> WORK INSTRUCTIONS:
An identical copy of the listing below is all the answer should contain.

> SUPPLIED MATERIAL:
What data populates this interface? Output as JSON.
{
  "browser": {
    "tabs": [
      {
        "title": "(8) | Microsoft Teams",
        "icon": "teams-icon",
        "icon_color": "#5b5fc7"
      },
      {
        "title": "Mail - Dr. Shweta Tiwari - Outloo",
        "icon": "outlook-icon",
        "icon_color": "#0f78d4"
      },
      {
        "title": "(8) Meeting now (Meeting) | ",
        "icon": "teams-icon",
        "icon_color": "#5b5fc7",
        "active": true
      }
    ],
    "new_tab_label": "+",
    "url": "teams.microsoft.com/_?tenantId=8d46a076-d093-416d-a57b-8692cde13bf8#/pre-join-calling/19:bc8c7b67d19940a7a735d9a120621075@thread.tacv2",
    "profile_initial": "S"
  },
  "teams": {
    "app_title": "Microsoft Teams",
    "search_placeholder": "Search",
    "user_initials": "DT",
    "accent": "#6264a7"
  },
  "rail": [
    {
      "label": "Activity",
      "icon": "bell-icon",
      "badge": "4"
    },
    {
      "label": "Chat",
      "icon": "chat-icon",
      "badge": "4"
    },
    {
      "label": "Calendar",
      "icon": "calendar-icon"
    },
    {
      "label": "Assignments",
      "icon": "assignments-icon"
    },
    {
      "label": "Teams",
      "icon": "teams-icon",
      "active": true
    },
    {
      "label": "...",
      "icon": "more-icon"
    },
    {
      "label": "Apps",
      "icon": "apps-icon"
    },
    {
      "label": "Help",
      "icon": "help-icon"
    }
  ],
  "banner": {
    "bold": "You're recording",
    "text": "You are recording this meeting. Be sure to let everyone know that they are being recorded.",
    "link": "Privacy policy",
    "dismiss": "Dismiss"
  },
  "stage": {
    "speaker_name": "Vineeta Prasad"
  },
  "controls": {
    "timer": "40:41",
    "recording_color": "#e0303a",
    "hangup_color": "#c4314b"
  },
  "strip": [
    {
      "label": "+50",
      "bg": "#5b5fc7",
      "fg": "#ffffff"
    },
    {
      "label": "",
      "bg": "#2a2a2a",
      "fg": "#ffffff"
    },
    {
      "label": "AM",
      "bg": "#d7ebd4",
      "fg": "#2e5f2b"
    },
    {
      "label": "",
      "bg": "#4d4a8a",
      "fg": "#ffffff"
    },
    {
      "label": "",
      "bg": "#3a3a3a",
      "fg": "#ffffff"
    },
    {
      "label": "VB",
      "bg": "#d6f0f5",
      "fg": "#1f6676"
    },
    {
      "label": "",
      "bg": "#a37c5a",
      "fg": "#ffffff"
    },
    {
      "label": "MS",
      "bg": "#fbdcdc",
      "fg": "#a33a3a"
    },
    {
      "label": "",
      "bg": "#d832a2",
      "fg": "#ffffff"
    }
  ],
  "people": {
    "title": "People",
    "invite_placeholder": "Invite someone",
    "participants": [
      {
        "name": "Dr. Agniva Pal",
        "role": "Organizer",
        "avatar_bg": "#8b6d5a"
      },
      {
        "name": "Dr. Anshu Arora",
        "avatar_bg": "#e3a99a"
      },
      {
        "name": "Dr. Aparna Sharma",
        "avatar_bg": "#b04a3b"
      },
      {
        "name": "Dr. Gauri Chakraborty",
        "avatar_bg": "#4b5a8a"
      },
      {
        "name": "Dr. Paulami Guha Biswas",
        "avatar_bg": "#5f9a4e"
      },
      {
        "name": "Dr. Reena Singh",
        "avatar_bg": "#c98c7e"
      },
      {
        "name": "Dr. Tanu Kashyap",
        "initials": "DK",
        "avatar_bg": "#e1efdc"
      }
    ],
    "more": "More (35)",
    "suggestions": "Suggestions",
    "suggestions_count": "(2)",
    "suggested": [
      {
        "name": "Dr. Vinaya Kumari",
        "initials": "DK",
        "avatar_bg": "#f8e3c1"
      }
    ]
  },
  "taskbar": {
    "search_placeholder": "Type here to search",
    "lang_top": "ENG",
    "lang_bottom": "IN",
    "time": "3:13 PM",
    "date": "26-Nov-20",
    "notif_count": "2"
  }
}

> THE ANSWER:
What data populates this interface? Output as JSON.
{
  "browser": {
    "tabs": [
      {
        "title": "(8) | Microsoft Teams",
        "icon": "teams-icon",
        "icon_color": "#5b5fc7"
      },
      {
        "title": "Mail - Dr. Shweta Tiwari - Outloo",
        "icon": "outlook-icon",
        "icon_color": "#0f78d4"
      },
      {
        "title": "(8) Meeting now (Meeting) | ",
        "icon": "teams-icon",
        "icon_color": "#5b5fc7",
        "active": true
      }
    ],
    "new_tab_label": "+",
    "url": "teams.microsoft.com/_?tenantId=8d46a076-d093-416d-a57b-8692cde13bf8#/pre-join-calling/19:bc8c7b67d19940a7a735d9a120621075@thread.tacv2",
    "profile_initial": "S"
  },
  "teams": {
    "app_title": "Microsoft Teams",
    "search_placeholder": "Search",
    "user_initials": "DT",
    "accent": "#6264a7"
  },
  "rail": [
    {
      "label": "Activity",
      "icon": "bell-icon",
      "badge": "4"
    },
    {
      "label": "Chat",
      "icon": "chat-icon",
      "badge": "4"
    },
    {
      "label": "Calendar",
      "icon": "calendar-icon"
    },
    {
      "label": "Assignments",
      "icon": "assignments-icon"
    },
    {
      "label": "Teams",
      "icon": "teams-icon",
      "active": true
    },
    {
      "label": "...",
      "icon": "more-icon"
    },
    {
      "label": "Apps",
      "icon": "apps-icon"
    },
    {
      "label": "Help",
      "icon": "help-icon"
    }
  ],
  "banner": {
    "bold": "You're recording",
    "text": "You are recording this meeting. Be sure to let everyone know that they are being recorded.",
    "link": "Privacy policy",
    "dismiss": "Dismiss"
  },
  "stage": {
    "speaker_name": "Vineeta Prasad"
  },
  "controls": {
    "timer": "40:41",
    "recording_color": "#e0303a",
    "hangup_color": "#c4314b"
  },
  "strip": [
    {
      "label": "+50",
      "bg": "#5b5fc7",
      "fg": "#ffffff"
    },
    {
      "label": "",
      "bg": "#2a2a2a",
      "fg": "#ffffff"
    },
    {
      "label": "AM",
      "bg": "#d7ebd4",
      "fg": "#2e5f2b"
    },
    {
      "label": "",
      "bg": "#4d4a8a",
      "fg": "#ffffff"
    },
    {
      "label": "",
      "bg": "#3a3a3a",
      "fg": "#ffffff"
    },
    {
      "label": "VB",
      "bg": "#d6f0f5",
      "fg": "#1f6676"
    },
    {
      "label": "",
      "bg": "#a37c5a",
      "fg": "#ffffff"
    },
    {
      "label": "MS",
      "bg": "#fbdcdc",
      "fg": "#a33a3a"
    },
    {
      "label": "",
      "bg": "#d832a2",
      "fg": "#ffffff"
    }
  ],
  "people": {
    "title": "People",
    "invite_placeholder": "Invite someone",
    "participants": [
      {
        "name": "Dr. Agniva Pal",
        "role": "Organizer",
        "avatar_bg": "#8b6d5a"
      },
      {
        "name": "Dr. Anshu Arora",
        "avatar_bg": "#e3a99a"
      },
      {
        "name": "Dr. Aparna Sharma",
        "avatar_bg": "#b04a3b"
      },
      {
        "name": "Dr. Gauri Chakraborty",
        "avatar_bg": "#4b5a8a"
      },
      {
        "name": "Dr. Paulami Guha Biswas",
        "avatar_bg": "#5f9a4e"
      },
      {
        "name": "Dr. Reena Singh",
        "avatar_bg": "#c98c7e"
      },
      {
        "name": "Dr. Tanu Kashyap",
        "initials": "DK",
        "avatar_bg": "#e1efdc"
      }
    ],
    "more": "More (35)",
    "suggestions": "Suggestions",
    "suggestions_count": "(2)",
    "suggested": [
      {
        "name": "Dr. Vinaya Kumari",
        "initials": "DK",
        "avatar_bg": "#f8e3c1"
      }
    ]
  },
  "taskbar": {
    "search_placeholder": "Type here to search",
    "lang_top": "ENG",
    "lang_bottom": "IN",
    "time": "3:13 PM",
    "date": "26-Nov-20",
    "notif_count": "2"
  }
}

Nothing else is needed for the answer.